Chisago County Master Gardener
This year’s weeds are producing a bumper crop.
I’m thankful for the weeds that pop out easily when pulled and curse the ones that seem determined to stay put.
Luckily, part of my garden was treated early in the season with Preen, so that part is more manageable. I never got to the rest, and it’s a real mess out there.
One weed that I get every year, but this year is literally out of control, is yellow wood sorrel, Oxalis stricta. This short-lived perennial acts like an annual in Minnesota. Its weak stems, 4 to 18 inches long, branch near the ground. Small, heart-shaped leaves grow in clusters of three, giving a clover-like appearance. Small bright yellow flowers each have five petals; they usually appear in early summer and bloom throughout the season.
Each flower produces a five-sided seed pod which bursts when ripe, spraying seeds. With such an effective seed dispersal mechanism, it’s no wonder that yellow wood sorrel spreads easily. It is common in pastures and waste places as well as lawns and gardens.
In the lawn, wood sorrel grows in bare spots. So a good way to keep it under control is to have a healthy, thick turf.
Pulling is another method. Thankfully, this is one weed that pulls out very easily.
If you choose to spot- spray, use a product that targets weeds like wood sorrel. Do not use Roundup, because that will kill the grass. Some pre-emergent herbicides, like the ones used for crabgrass control, can help. These are applied in mid-spring, but again, make sure the label mentions yellow wood sorrel.
In the flower or vegetable garden, mulch the beds with two to three inches of organic matter to prevent yellow wood sorrel from making itself at home.
Most yellow wood sorrel is under 6 inches tall, but I’ve had plenty stay hidden and grow a foot high by the time I found them. Believe me, you can pull this weed all day long and think you’ve got it all, but there’s always more lurking.
On a positive note, all parts of yellow wood sorrel are edible, with a bright, tangy flavor.
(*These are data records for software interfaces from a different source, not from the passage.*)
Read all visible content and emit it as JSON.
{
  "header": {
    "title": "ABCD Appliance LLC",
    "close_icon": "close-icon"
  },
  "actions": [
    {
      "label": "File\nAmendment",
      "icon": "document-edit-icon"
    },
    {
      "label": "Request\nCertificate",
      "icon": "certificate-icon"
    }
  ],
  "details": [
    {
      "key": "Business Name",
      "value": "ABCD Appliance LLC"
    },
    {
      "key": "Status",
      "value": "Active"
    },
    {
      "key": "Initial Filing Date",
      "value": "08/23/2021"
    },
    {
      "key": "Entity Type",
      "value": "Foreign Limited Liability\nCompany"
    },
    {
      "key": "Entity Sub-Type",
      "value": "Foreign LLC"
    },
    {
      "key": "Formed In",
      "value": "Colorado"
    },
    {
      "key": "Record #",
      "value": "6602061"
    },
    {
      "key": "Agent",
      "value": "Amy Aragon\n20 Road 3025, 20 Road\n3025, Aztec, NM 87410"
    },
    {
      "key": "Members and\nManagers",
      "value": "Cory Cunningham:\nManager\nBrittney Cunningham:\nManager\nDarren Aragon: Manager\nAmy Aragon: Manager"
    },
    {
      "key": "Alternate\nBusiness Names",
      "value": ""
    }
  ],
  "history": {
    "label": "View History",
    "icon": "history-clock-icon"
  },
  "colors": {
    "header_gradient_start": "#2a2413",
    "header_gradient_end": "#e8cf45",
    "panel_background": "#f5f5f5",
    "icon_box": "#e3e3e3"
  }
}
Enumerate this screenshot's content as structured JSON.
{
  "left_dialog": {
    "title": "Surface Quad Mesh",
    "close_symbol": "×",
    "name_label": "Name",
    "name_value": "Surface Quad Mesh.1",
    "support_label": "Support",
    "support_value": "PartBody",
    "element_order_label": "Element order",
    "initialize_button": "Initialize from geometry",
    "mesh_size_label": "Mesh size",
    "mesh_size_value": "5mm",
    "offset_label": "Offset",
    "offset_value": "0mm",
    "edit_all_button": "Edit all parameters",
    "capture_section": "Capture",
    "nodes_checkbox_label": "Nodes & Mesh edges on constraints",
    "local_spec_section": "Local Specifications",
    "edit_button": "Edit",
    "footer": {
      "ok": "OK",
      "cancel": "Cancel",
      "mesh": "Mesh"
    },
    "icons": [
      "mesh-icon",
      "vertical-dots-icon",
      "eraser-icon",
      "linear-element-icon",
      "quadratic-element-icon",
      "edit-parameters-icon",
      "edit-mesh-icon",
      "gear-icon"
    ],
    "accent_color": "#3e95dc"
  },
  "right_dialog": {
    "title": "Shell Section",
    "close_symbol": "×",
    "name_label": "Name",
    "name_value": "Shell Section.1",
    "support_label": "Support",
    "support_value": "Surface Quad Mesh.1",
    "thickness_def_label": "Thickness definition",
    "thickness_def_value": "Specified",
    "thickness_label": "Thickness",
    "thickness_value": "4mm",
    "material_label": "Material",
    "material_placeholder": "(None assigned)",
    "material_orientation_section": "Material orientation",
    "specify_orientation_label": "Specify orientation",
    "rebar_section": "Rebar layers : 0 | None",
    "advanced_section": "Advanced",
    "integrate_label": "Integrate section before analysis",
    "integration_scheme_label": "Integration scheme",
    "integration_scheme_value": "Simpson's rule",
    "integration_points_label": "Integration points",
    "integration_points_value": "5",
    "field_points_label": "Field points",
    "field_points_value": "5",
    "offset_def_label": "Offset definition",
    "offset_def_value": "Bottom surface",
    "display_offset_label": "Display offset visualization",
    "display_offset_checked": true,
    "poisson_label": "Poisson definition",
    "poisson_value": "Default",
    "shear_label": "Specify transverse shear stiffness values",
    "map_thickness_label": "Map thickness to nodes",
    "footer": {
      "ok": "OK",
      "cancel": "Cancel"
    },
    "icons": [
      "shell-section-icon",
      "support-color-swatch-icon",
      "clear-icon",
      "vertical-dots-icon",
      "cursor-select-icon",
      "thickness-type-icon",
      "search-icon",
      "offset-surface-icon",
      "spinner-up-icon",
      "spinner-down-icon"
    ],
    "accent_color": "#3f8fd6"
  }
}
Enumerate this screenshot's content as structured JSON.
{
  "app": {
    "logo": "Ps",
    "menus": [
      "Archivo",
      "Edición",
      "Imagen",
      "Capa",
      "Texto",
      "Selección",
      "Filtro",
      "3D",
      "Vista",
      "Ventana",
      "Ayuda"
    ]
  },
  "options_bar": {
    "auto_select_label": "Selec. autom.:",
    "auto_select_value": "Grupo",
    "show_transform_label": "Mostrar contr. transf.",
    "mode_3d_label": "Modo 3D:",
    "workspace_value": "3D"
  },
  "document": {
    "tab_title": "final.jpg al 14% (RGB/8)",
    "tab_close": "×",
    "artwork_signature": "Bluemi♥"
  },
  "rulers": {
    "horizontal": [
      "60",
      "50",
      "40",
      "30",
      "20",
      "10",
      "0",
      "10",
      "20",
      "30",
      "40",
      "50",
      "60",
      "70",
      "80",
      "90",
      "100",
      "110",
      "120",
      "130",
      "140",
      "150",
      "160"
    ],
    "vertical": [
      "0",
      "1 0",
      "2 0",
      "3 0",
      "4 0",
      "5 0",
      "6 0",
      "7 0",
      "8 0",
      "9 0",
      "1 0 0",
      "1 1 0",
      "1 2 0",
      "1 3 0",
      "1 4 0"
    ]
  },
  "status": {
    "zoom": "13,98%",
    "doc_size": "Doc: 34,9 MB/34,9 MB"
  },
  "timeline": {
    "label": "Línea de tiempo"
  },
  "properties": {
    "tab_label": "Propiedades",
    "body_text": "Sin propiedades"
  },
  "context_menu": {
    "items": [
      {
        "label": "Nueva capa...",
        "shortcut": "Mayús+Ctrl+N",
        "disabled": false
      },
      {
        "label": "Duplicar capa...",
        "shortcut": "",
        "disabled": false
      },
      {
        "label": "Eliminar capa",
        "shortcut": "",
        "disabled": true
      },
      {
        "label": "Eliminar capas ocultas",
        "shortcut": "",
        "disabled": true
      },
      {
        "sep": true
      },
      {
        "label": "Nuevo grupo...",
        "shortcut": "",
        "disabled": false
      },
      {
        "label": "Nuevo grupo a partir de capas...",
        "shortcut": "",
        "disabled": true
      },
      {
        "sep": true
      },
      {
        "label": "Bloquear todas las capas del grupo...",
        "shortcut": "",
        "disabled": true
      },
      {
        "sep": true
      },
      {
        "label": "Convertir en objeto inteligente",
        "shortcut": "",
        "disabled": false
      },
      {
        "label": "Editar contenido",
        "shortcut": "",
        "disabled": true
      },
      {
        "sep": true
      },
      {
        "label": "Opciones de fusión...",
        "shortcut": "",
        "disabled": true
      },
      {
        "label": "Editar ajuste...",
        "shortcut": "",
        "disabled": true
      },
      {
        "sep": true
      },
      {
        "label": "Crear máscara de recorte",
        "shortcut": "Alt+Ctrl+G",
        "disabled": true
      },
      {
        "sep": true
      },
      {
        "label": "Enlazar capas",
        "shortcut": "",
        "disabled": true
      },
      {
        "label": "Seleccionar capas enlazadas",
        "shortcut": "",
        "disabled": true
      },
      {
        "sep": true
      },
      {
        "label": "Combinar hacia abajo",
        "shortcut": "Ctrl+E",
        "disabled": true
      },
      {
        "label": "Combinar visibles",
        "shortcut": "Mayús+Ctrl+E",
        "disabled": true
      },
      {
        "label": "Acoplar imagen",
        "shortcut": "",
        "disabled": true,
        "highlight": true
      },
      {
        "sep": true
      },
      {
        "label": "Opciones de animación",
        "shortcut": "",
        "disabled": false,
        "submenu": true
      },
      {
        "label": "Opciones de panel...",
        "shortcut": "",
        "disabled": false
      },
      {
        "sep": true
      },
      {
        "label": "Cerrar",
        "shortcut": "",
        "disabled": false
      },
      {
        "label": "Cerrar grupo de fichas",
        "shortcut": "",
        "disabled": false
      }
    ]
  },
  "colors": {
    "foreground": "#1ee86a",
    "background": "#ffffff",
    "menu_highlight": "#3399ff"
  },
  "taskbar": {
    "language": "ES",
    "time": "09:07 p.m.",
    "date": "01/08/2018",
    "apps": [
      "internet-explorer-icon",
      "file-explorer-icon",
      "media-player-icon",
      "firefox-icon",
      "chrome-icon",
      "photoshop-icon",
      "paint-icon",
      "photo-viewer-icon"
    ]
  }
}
The leaves and blossoms can be added to salads as a decorative touch, and a lemony drink can be made from the foliage.